So, what’s it actually like to actually use the Oculus Rift? The first thing I noticed when donning the Oculus Rift is just how light it is – I already mentioned above that it’s a lightweight 470g, but it really does make a difference when resting on your head. It’s comfortable to wear thanks to a soft material around the edge of the headset, and the headband is easily adjusted for the perfect fit.
However, while the Rift was extremely comfortable to wear, I noticed an issue with the headset before I even fired up my first game – light leakage. Even with the Rift tightly secured to my head, there was a fairly large gap around the nose section of the headset which let in light, and was big enough for me to see my feet below me. While I ignored it as best as I could, I have to admit that it did ruin the overall experience a little bit. Of course, noses come in all shapes and sizes so you need to provide enough room, but at the same time the PlayStation VR and HTC Vive aren’t plagued with the same issues.
Anyway, once I got over my light leakage issues, I fired up Eve: Valkyrie and I was immediately impressed. I’ve played Elite: Dangerous in VR on the HTC Vive and that was a beautiful experience, and Eve: Valkyrie provides something similar (although not quite as complex!). I found myself sat in the cockpit of my fighter ship, and within seconds I was launched from a bigger ship and was headed into battle above an Earth-like planet.
The tracking on the Oculus Rift is smooth, like butter. I experienced no screen tearing, frame rate drops or loss of headset tracking at all during my time, which helped keep me immersed in the game. I could look around my spaceship, and even behind me – although there wasn’t anything exciting happening behind me.
What was exciting was a number of enemy fighter ships weaving in and out of clumps of mass within an asteroid belt trying to shoot me out of the sky (or space, as it were). While in standard dog-fighting games you’ve got one single view – straight ahead – in VR you can watch and follow your enemies, allowing you to stay on their tail and blow them to smithereens. Games like Eve: Valkyrie are a great example of games that work well in virtual reality, especially if used with a joystick and thruster.

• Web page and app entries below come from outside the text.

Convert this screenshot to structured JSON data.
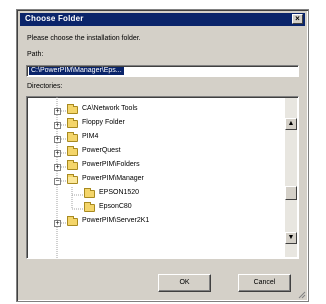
{
  "window": {
    "title": "Choose Folder",
    "close_glyph": "×"
  },
  "instruction": "Please choose the installation folder.",
  "path": {
    "label": "Path:",
    "value": "C:\\PowerPIM\\Manager\\Eps..."
  },
  "directories": {
    "label": "Directories:",
    "items": [
      {
        "label": "CA\\Network Tools",
        "expanded": false
      },
      {
        "label": "Floppy Folder",
        "expanded": false
      },
      {
        "label": "PIM4",
        "expanded": false
      },
      {
        "label": "PowerQuest",
        "expanded": false
      },
      {
        "label": "PowerPIM\\Folders",
        "expanded": false
      },
      {
        "label": "PowerPIM\\Manager",
        "expanded": true
      },
      {
        "label": "EPSON1520",
        "child": true
      },
      {
        "label": "EpsonC80",
        "child": true
      },
      {
        "label": "PowerPIM\\Server2K1",
        "expanded": false
      }
    ]
  },
  "scrollbar": {
    "up_glyph": "▲",
    "down_glyph": "▼"
  },
  "buttons": {
    "ok": "OK",
    "cancel": "Cancel"
  },
  "icons": {
    "folder": "folder-icon",
    "open_folder": "open-folder-icon",
    "close": "close-icon"
  }
}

Seeing asteroids whizzing past my head as I weave in and out and watching enemy fighter ships blow up in front of me provided a more satisfying feeling than from anything I’ve ever felt when playing a standard PC game. It’s safe to say that Eve: Valkyrie is a great flagship VR game, and is exclusive to the Oculus Rift – for now, anyway.
Interested in other Oculus Rift games? Take a look at our Best Oculus Rift games roundup.